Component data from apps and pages
>>
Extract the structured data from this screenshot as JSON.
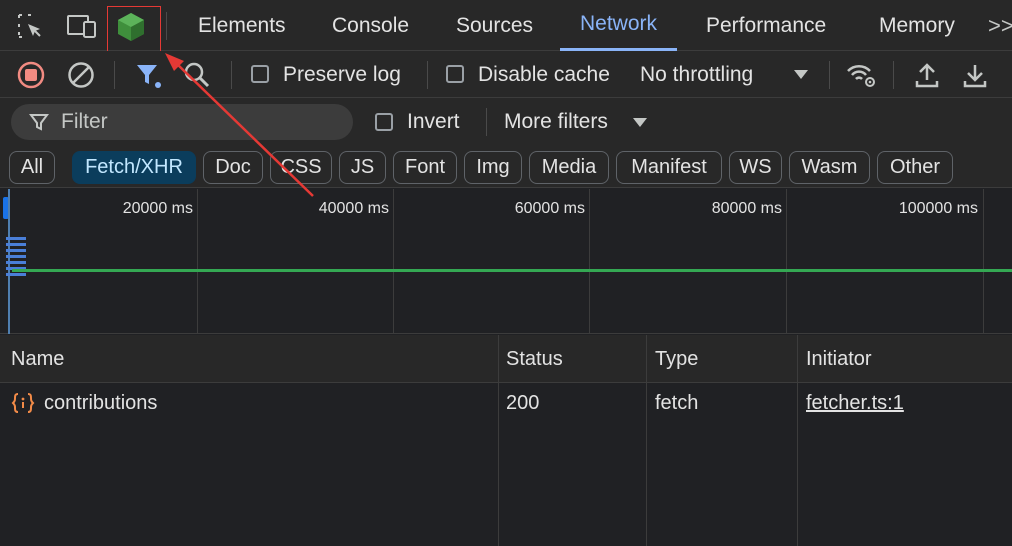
{
  "tabs": {
    "elements": "Elements",
    "console": "Console",
    "sources": "Sources",
    "network": "Network",
    "performance": "Performance",
    "memory": "Memory",
    "overflow": ">>"
  },
  "toolbar": {
    "preserve_log": "Preserve log",
    "disable_cache": "Disable cache",
    "throttling": "No throttling"
  },
  "filterbar": {
    "filter_placeholder": "Filter",
    "invert": "Invert",
    "more_filters": "More filters"
  },
  "chips": [
    "All",
    "Fetch/XHR",
    "Doc",
    "CSS",
    "JS",
    "Font",
    "Img",
    "Media",
    "Manifest",
    "WS",
    "Wasm",
    "Other"
  ],
  "active_chip": "Fetch/XHR",
  "overview": {
    "ticks": [
      "20000 ms",
      "40000 ms",
      "60000 ms",
      "80000 ms",
      "100000 ms"
    ]
  },
  "table": {
    "headers": {
      "name": "Name",
      "status": "Status",
      "type": "Type",
      "initiator": "Initiator"
    },
    "rows": [
      {
        "name": "contributions",
        "status": "200",
        "type": "fetch",
        "initiator": "fetcher.ts:1"
      }
    ]
  },
  "colors": {
    "accent": "#8ab4f8",
    "record_red": "#f28b82",
    "timeline_green": "#34a853",
    "annotation_red": "#e53935",
    "extension_green": "#3f8f3c"
  }
}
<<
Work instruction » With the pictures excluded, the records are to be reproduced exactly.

Completed exercise »
Extract the structured data from this screenshot as JSON.
{
  "tabs": {
    "elements": "Elements",
    "console": "Console",
    "sources": "Sources",
    "network": "Network",
    "performance": "Performance",
    "memory": "Memory",
    "overflow": ">>"
  },
  "toolbar": {
    "preserve_log": "Preserve log",
    "disable_cache": "Disable cache",
    "throttling": "No throttling"
  },
  "filterbar": {
    "filter_placeholder": "Filter",
    "invert": "Invert",
    "more_filters": "More filters"
  },
  "chips": [
    "All",
    "Fetch/XHR",
    "Doc",
    "CSS",
    "JS",
    "Font",
    "Img",
    "Media",
    "Manifest",
    "WS",
    "Wasm",
    "Other"
  ],
  "active_chip": "Fetch/XHR",
  "overview": {
    "ticks": [
      "20000 ms",
      "40000 ms",
      "60000 ms",
      "80000 ms",
      "100000 ms"
    ]
  },
  "table": {
    "headers": {
      "name": "Name",
      "status": "Status",
      "type": "Type",
      "initiator": "Initiator"
    },
    "rows": [
      {
        "name": "contributions",
        "status": "200",
        "type": "fetch",
        "initiator": "fetcher.ts:1"
      }
    ]
  },
  "colors": {
    "accent": "#8ab4f8",
    "record_red": "#f28b82",
    "timeline_green": "#34a853",
    "annotation_red": "#e53935",
    "extension_green": "#3f8f3c"
  }
}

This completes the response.